My fundamental concern remains the “build it and they will come” mentality behind standards. For a global air interface or carrier service interoperability, absolutely yes we need standards as we have no choice but to buy mobile and fixed communication services and we want services to just work. But for APIs absolutely no, no way should we be standardizing them. Only when there are some solid market proven use cases, like Twilio, should we be sharing best practices only, and no retroactive standards.
Google Maps is one of the most successful APIs on the planet, it is not a standard, it evolved through Google working with partners and developers. It is used on websites around the world. Would standardization help it? No. Have competitors copied its API exactly? No. Because APIs are easy, a little bit of technology. It’s the value transferred through the API, the business models, the go to market, and services wrap that are the hard part. As I’ve discussed many times on this weblog. An implicit assumption is by adopting an API standard, all the other stuff I mentioned comes for free. It does not. Hence all the Telco API failures.
Examining successful APIs, generally they are used internally or with partners first, e.g. NPR or New York Times, then once the API has had some road testing, it may be exposed externally. That is, to real developers, real business people, real applications – not abstract standards. Abstract standards are being created with no real-world road testing, and it should contain the following health warning:
I think we could do the whole industry a favor by admitting API standards are not the answer, if anything they are a distraction, rather work with ‘enabling partners’ that have lots of API experience, focus on the use cases that deliver most value to your ecosystems and from that build a business based on APIs.

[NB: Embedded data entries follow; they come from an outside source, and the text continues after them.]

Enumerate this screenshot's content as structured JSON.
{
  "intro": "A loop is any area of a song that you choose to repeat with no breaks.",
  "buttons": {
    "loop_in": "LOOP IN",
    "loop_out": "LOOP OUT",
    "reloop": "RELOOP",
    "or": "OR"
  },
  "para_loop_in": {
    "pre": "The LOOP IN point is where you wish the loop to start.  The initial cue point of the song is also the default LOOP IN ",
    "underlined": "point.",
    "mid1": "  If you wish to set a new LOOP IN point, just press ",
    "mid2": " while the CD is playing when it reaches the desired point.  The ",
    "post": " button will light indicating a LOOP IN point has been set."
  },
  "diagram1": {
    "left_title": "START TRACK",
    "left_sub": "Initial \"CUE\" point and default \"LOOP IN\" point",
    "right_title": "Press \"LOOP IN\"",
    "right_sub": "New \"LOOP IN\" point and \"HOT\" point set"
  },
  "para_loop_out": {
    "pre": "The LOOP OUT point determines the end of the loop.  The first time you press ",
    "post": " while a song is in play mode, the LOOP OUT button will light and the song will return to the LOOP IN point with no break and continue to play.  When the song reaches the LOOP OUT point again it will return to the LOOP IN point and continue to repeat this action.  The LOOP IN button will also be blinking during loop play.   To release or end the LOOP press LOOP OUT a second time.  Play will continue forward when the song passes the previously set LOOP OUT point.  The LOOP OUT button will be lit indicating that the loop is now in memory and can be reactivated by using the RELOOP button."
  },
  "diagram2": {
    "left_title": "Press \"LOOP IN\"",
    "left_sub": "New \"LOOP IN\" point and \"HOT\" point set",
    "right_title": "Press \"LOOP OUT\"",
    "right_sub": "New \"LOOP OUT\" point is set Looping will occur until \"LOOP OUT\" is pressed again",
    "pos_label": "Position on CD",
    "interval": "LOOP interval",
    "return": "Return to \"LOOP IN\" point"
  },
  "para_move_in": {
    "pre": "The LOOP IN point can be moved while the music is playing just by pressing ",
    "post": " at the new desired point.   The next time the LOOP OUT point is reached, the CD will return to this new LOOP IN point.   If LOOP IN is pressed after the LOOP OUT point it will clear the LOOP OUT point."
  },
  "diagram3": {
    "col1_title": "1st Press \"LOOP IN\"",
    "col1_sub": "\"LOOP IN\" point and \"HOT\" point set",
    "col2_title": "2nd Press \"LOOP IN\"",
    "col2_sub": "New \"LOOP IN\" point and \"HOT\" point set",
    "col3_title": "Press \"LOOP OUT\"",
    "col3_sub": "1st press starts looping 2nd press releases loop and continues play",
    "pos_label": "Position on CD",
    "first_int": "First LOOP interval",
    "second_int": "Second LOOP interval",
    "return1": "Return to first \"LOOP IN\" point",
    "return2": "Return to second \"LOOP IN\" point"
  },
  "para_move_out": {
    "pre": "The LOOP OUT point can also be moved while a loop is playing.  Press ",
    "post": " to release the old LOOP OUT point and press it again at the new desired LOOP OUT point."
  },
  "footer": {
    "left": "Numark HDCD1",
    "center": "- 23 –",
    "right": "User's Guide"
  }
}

An analogy for this perverse need to standardize APIs, is to compare APIs to form filling. We all fill in forms either online, through a CSR (Customer Service Rep) or traditional paper and pen. No standards exist for forms, though there are some best practice guidelines. Forms enable me to get phone service, gym membership, a personal loan, etc. Standardizing Telecom APIs is like creating global form standards. There’s one thing I’m sure we can all appreciate if a form was designed by a global standards committee, it will be utterly crap, a pain to complete, and never used in practice. Please, no more Telco API standards, please.